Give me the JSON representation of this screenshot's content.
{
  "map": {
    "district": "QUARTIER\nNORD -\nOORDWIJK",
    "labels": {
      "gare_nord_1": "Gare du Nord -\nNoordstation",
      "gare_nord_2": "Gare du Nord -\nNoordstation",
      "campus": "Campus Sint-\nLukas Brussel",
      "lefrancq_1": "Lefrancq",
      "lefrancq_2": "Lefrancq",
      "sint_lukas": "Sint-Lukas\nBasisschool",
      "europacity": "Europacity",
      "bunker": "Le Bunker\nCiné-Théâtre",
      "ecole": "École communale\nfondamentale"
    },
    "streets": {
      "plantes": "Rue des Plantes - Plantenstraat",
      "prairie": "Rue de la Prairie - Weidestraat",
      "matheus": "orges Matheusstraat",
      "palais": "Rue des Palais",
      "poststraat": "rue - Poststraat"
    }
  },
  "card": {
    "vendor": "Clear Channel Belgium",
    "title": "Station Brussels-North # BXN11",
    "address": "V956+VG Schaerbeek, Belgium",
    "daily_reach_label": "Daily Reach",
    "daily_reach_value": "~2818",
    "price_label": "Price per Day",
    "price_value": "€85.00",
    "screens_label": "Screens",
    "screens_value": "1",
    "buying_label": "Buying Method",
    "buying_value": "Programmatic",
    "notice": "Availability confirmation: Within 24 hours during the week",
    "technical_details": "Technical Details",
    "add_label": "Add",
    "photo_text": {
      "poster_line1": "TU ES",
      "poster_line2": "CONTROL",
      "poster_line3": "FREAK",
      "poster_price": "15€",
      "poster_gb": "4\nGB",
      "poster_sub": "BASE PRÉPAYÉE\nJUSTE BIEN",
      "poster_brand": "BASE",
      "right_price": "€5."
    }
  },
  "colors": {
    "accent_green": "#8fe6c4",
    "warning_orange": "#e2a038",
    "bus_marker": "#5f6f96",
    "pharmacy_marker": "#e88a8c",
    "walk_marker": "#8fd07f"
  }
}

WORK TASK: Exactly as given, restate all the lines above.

YOUR SOLUTION:
Give me the JSON representation of this screenshot's content.
{
  "map": {
    "district": "QUARTIER\nNORD -\nOORDWIJK",
    "labels": {
      "gare_nord_1": "Gare du Nord -\nNoordstation",
      "gare_nord_2": "Gare du Nord -\nNoordstation",
      "campus": "Campus Sint-\nLukas Brussel",
      "lefrancq_1": "Lefrancq",
      "lefrancq_2": "Lefrancq",
      "sint_lukas": "Sint-Lukas\nBasisschool",
      "europacity": "Europacity",
      "bunker": "Le Bunker\nCiné-Théâtre",
      "ecole": "École communale\nfondamentale"
    },
    "streets": {
      "plantes": "Rue des Plantes - Plantenstraat",
      "prairie": "Rue de la Prairie - Weidestraat",
      "matheus": "orges Matheusstraat",
      "palais": "Rue des Palais",
      "poststraat": "rue - Poststraat"
    }
  },
  "card": {
    "vendor": "Clear Channel Belgium",
    "title": "Station Brussels-North # BXN11",
    "address": "V956+VG Schaerbeek, Belgium",
    "daily_reach_label": "Daily Reach",
    "daily_reach_value": "~2818",
    "price_label": "Price per Day",
    "price_value": "€85.00",
    "screens_label": "Screens",
    "screens_value": "1",
    "buying_label": "Buying Method",
    "buying_value": "Programmatic",
    "notice": "Availability confirmation: Within 24 hours during the week",
    "technical_details": "Technical Details",
    "add_label": "Add",
    "photo_text": {
      "poster_line1": "TU ES",
      "poster_line2": "CONTROL",
      "poster_line3": "FREAK",
      "poster_price": "15€",
      "poster_gb": "4\nGB",
      "poster_sub": "BASE PRÉPAYÉE\nJUSTE BIEN",
      "poster_brand": "BASE",
      "right_price": "€5."
    }
  },
  "colors": {
    "accent_green": "#8fe6c4",
    "warning_orange": "#e2a038",
    "bus_marker": "#5f6f96",
    "pharmacy_marker": "#e88a8c",
    "walk_marker": "#8fd07f"
  }
}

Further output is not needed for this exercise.